Assignment
Read through the lines below and copy the ones holding the string "Protein".

(Data records)

※ ※ ※

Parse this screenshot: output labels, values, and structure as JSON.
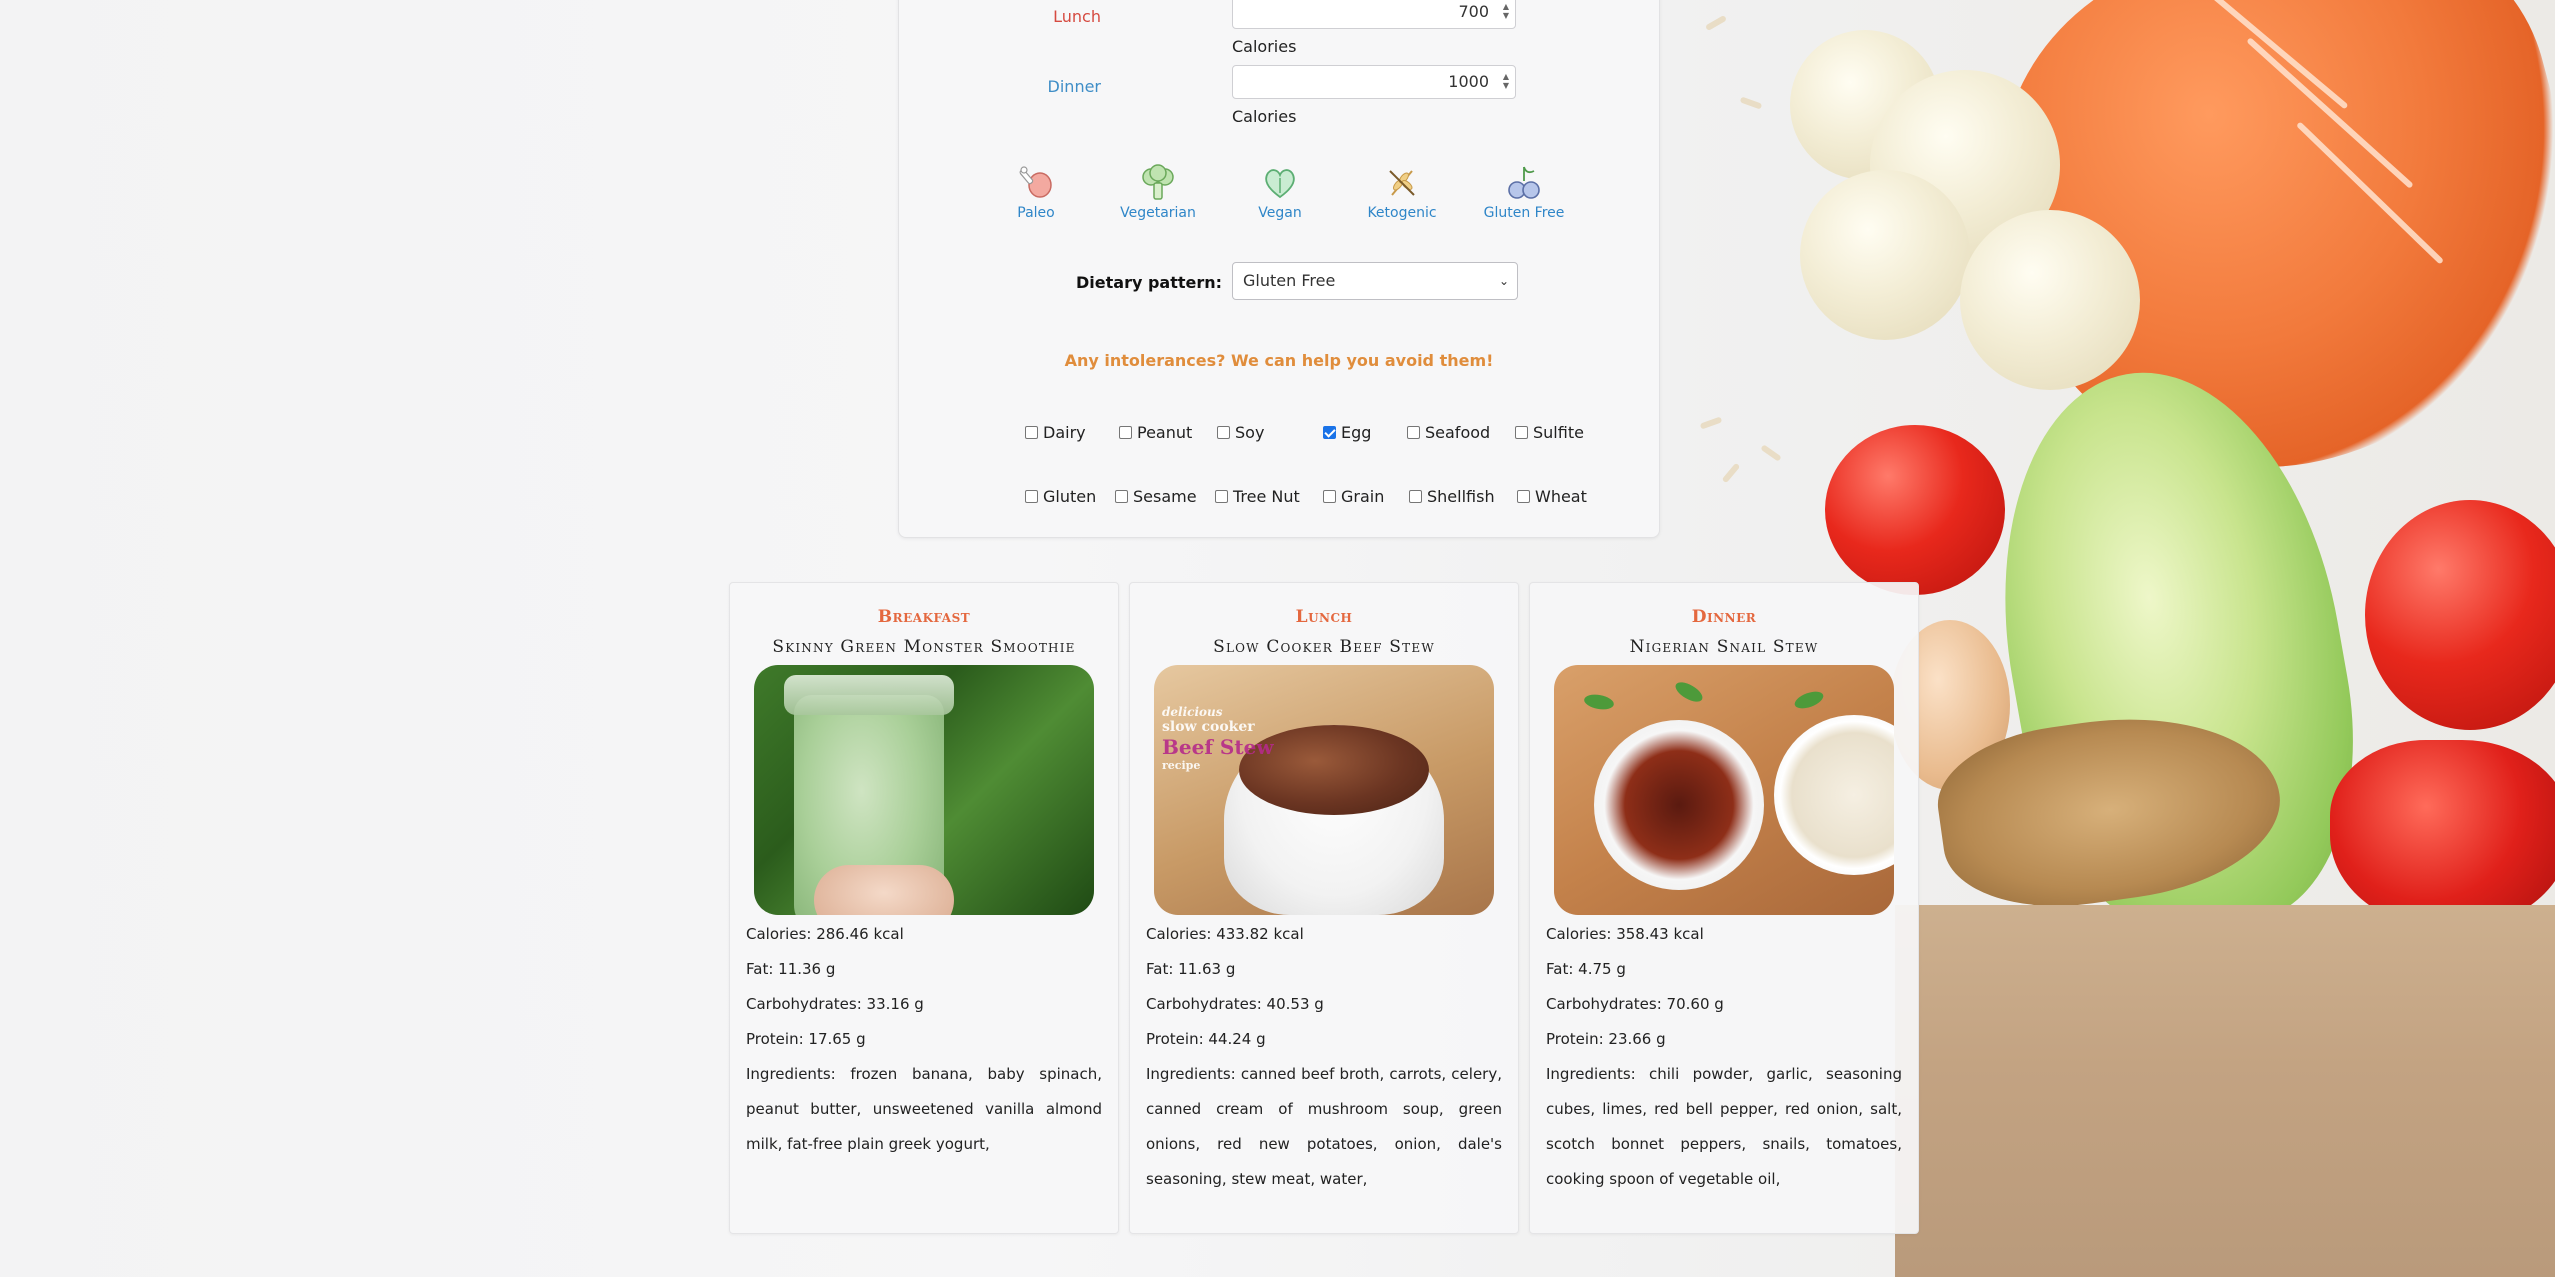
{
  "form": {
    "lunch": {
      "label": "Lunch",
      "value": "700",
      "unit": "Calories"
    },
    "dinner": {
      "label": "Dinner",
      "value": "1000",
      "unit": "Calories"
    },
    "diets": [
      {
        "label": "Paleo",
        "icon": "drumstick-icon"
      },
      {
        "label": "Vegetarian",
        "icon": "broccoli-icon"
      },
      {
        "label": "Vegan",
        "icon": "heart-leaf-icon"
      },
      {
        "label": "Ketogenic",
        "icon": "no-wheat-icon"
      },
      {
        "label": "Gluten Free",
        "icon": "grapes-icon"
      }
    ],
    "pattern_label": "Dietary pattern:",
    "pattern_value": "Gluten Free",
    "intolerance_title": "Any intolerances? We can help you avoid them!",
    "intolerances": [
      {
        "label": "Dairy",
        "checked": false
      },
      {
        "label": "Peanut",
        "checked": false
      },
      {
        "label": "Soy",
        "checked": false
      },
      {
        "label": "Egg",
        "checked": true
      },
      {
        "label": "Seafood",
        "checked": false
      },
      {
        "label": "Sulfite",
        "checked": false
      },
      {
        "label": "Gluten",
        "checked": false
      },
      {
        "label": "Sesame",
        "checked": false
      },
      {
        "label": "Tree Nut",
        "checked": false
      },
      {
        "label": "Grain",
        "checked": false
      },
      {
        "label": "Shellfish",
        "checked": false
      },
      {
        "label": "Wheat",
        "checked": false
      }
    ],
    "accent_colors": {
      "lunch": "#d64b41",
      "dinner": "#3f8ec7",
      "diet": "#2f86c8",
      "intolerance": "#e08d3c",
      "meal_type": "#e4683f"
    }
  },
  "meals": [
    {
      "type": "Breakfast",
      "title": "Skinny Green Monster Smoothie",
      "calories": "Calories: 286.46 kcal",
      "fat": "Fat: 11.36 g",
      "carbs": "Carbohydrates: 33.16 g",
      "protein": "Protein: 17.65 g",
      "ingredients": "Ingredients: frozen banana, baby spinach, peanut butter, unsweetened vanilla almond milk, fat-free plain greek yogurt,"
    },
    {
      "type": "Lunch",
      "title": "Slow Cooker Beef Stew",
      "calories": "Calories: 433.82 kcal",
      "fat": "Fat: 11.63 g",
      "carbs": "Carbohydrates: 40.53 g",
      "protein": "Protein: 44.24 g",
      "ingredients": "Ingredients: canned beef broth, carrots, celery, canned cream of mushroom soup, green onions, red new potatoes, onion, dale's seasoning, stew meat, water,",
      "image_overlay": [
        "delicious",
        "slow cooker",
        "Beef Stew",
        "recipe"
      ]
    },
    {
      "type": "Dinner",
      "title": "Nigerian Snail Stew",
      "calories": "Calories: 358.43 kcal",
      "fat": "Fat: 4.75 g",
      "carbs": "Carbohydrates: 70.60 g",
      "protein": "Protein: 23.66 g",
      "ingredients": "Ingredients: chili powder, garlic, seasoning cubes, limes, red bell pepper, red onion, salt, scotch bonnet peppers, snails, tomatoes, cooking spoon of vegetable oil,"
    }
  ]
}
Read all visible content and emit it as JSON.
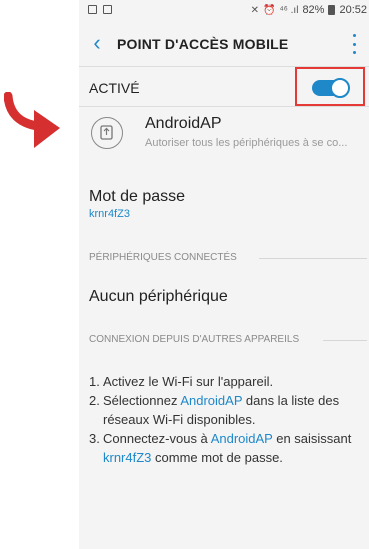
{
  "status_bar": {
    "battery": "82%",
    "time": "20:52",
    "signal_glyphs": "⁴⁶ .ıl"
  },
  "header": {
    "title": "POINT D'ACCÈS MOBILE"
  },
  "active": {
    "label": "ACTIVÉ",
    "toggle_on": true
  },
  "network": {
    "name": "AndroidAP",
    "description": "Autoriser tous les périphériques à se co..."
  },
  "password": {
    "label": "Mot de passe",
    "value": "krnr4fZ3"
  },
  "connected": {
    "heading": "PÉRIPHÉRIQUES CONNECTÉS",
    "empty_text": "Aucun périphérique"
  },
  "other_devices": {
    "heading": "CONNEXION DEPUIS D'AUTRES APPAREILS"
  },
  "instructions": {
    "step1_num": "1.",
    "step1_text": "Activez le Wi-Fi sur l'appareil.",
    "step2_num": "2.",
    "step2_a": "Sélectionnez ",
    "step2_link": "AndroidAP",
    "step2_b": " dans la liste des réseaux Wi-Fi disponibles.",
    "step3_num": "3.",
    "step3_a": "Connectez-vous à ",
    "step3_link1": "AndroidAP",
    "step3_b": " en saisissant ",
    "step3_link2": "krnr4fZ3",
    "step3_c": " comme mot de passe."
  },
  "colors": {
    "accent": "#1e88c9",
    "highlight": "#e53935"
  }
}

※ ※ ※

Written response
      "protein": "Protein: 17.65 g",
      "protein": "Protein: 44.24 g",
      "protein": "Protein: 23.66 g",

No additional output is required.